Thus disabled, the car sat in our driveway all winter. (I'm willing to endure a bit of inconvenience to keep a car going, but requiring my passenger to hold the door tightly during each left turn seemed a bit much.)

Boy, was I in for a surprise when the spring thaw finally came last month -- the door started latching all by itself! So it wasn't permanently damaged after all; the latch must have been frozen.

I was so happy that I jumped right in to give it a whirl, but the battery was dead. I charged it up overnight and tried again, but the tires were stuck in ice. (We had a LOT of ice on our driveway this winter.)

A week or two later, the ice now totally gone, I tried again. But the tires were STILL stuck. What's going on? The rear tires would not turn at all. I tried PUSHING the car with our van, but the tires just skidded along. Apparently, the brakes had rusted in place.

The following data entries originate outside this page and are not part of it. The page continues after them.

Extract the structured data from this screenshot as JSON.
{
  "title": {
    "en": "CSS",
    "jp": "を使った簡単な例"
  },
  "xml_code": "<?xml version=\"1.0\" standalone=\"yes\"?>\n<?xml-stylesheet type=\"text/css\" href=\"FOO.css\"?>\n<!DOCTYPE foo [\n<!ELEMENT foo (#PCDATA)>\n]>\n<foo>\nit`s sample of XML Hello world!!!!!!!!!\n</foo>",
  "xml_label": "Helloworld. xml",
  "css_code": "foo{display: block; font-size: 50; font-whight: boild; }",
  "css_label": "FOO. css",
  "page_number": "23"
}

Meanwhile, Beth had taped a newspaper ad on our bathroom mirror: "CASH FOR JUNK CARS." However, I still clung to the thought of getting it rolling again and selling it to someone who would actually drive it -- I just couldn't imagine crushing a perfectly good vehicle.

Then came the "coup de grace." Beth had several friends over for an afternoon prayer group, and they noticed the big sign taped to the kitchen cupboard doors: "44 days left until Mighty Whitey is gone." She had made another declaration -- she would NOT renew the license on a car that won't roll.

She denies it, but I have a sneaking suspicion that all those women prayed for the demise of my beloved car. Because, out of the blue, there was a knock on our front door -- DURING THE PRAYER MEETING! A guy showed up with a truck and a trailer, wanting to buy it and haul it off right then and there. I am not making this up.

Beth knew she couldn't sell it while I was at work, but when I heard the story I knew its days were numbered. The guy showed up again last Saturday, and winched the car up onto the trailer, its frozen tires dragging all the rust that had accumulated on the driveway all winter. The kids watched in solemn silence.

The unseasonably late April snowfall that day was like frozen tears drifting from the heavens to mourn our loss.

Maybe we're all better off this way. Mighty Whitey didn't die; it's just entering a new phase of life. The buyer mentioned what he plans to do with his new purchase: enter it in a demolition derby.

What a way to go.

You can reach Tom at

Links: [Tom's column archives] | [] | [] |

This page is maintained by Tom Arneberg (
(Last modified: $Date: 2008/05/08 15:29:59 $)